His early career brought Leutze various surveying assignments, especially in Central America. In 1897, as commanding officer of Alert, he helped promote the peace when representatives from Costa Rica and Nicaragua met and signed a treaty of peace aboard his ship. As captain of Monterey, he sailed to reinforce Dewey’s fleet at Manila, and was present when the city capitulated.
A fine administrator, he was promoted to rear admiral in 1907 while Superintendent of the Naval Gun Factory and, from 1905 to 1910, Commandant of the Navy Yard, Washington, D.C. Admiral Leutze ended his active career as Commandant of both the 3rd Naval District and the New York Navy Yard on 6 June 1912. He died at Brooklyn Naval Hospital 1 September 1931.
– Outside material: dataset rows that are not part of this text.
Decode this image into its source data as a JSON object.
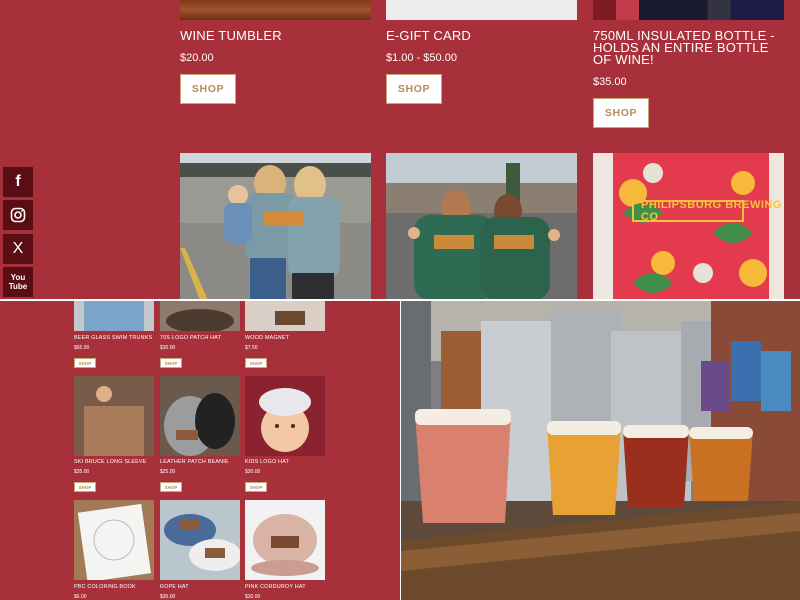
{
  "products_top": [
    {
      "title": "WINE TUMBLER",
      "price": "$20.00",
      "shop": "SHOP"
    },
    {
      "title": "E-GIFT CARD",
      "price": "$1.00 - $50.00",
      "shop": "SHOP"
    },
    {
      "title": "750ML INSULATED BOTTLE - HOLDS AN ENTIRE BOTTLE OF WINE!",
      "price": "$35.00",
      "shop": "SHOP"
    }
  ],
  "social": [
    {
      "icon": "facebook-icon",
      "glyph": "f"
    },
    {
      "icon": "instagram-icon",
      "glyph": "◎"
    },
    {
      "icon": "x-icon",
      "glyph": "X"
    },
    {
      "icon": "youtube-icon",
      "glyph": "You\nTube"
    }
  ],
  "mini_products": [
    {
      "name": "BEER GLASS SWIM TRUNKS",
      "price": "$65.00",
      "shop": "SHOP"
    },
    {
      "name": "70S LOGO PATCH HAT",
      "price": "$30.00",
      "shop": "SHOP"
    },
    {
      "name": "WOOD MAGNET",
      "price": "$7.50",
      "shop": "SHOP"
    },
    {
      "name": "SKI BRUCE LONG SLEEVE",
      "price": "$35.00",
      "shop": "SHOP"
    },
    {
      "name": "LEATHER PATCH BEANIE",
      "price": "$25.00",
      "shop": "SHOP"
    },
    {
      "name": "KIDS LOGO HAT",
      "price": "$30.00",
      "shop": "SHOP"
    },
    {
      "name": "PBC COLORING BOOK",
      "price": "$6.00",
      "shop": ""
    },
    {
      "name": "ROPE HAT",
      "price": "$30.00",
      "shop": ""
    },
    {
      "name": "PINK CORDUROY HAT",
      "price": "$30.00",
      "shop": ""
    }
  ],
  "logo_text": "PHILIPSBURG BREWING CO",
  "colors": {
    "background": "#a8303a",
    "social": "#5a0e14",
    "shop_text": "#b98a5a"
  }
}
Leutze Park, at the Washington Navy Yard between the Naval Historical Center at Building 57 and Tingey House, the residence of the Chief of Naval Operations, is named for RAdm. Leutze (see photograph, above). It is the parade ground for official change-of-command and retirement ceremonies. An anchor from USS Enterprise (CV 6), bronze cannon and other ordnance dating from the seventeenth to the nineteenth centuries, some captured by U.S. forces in the Barbary Wars, the Civil War, and the Spanish American War, rim the park.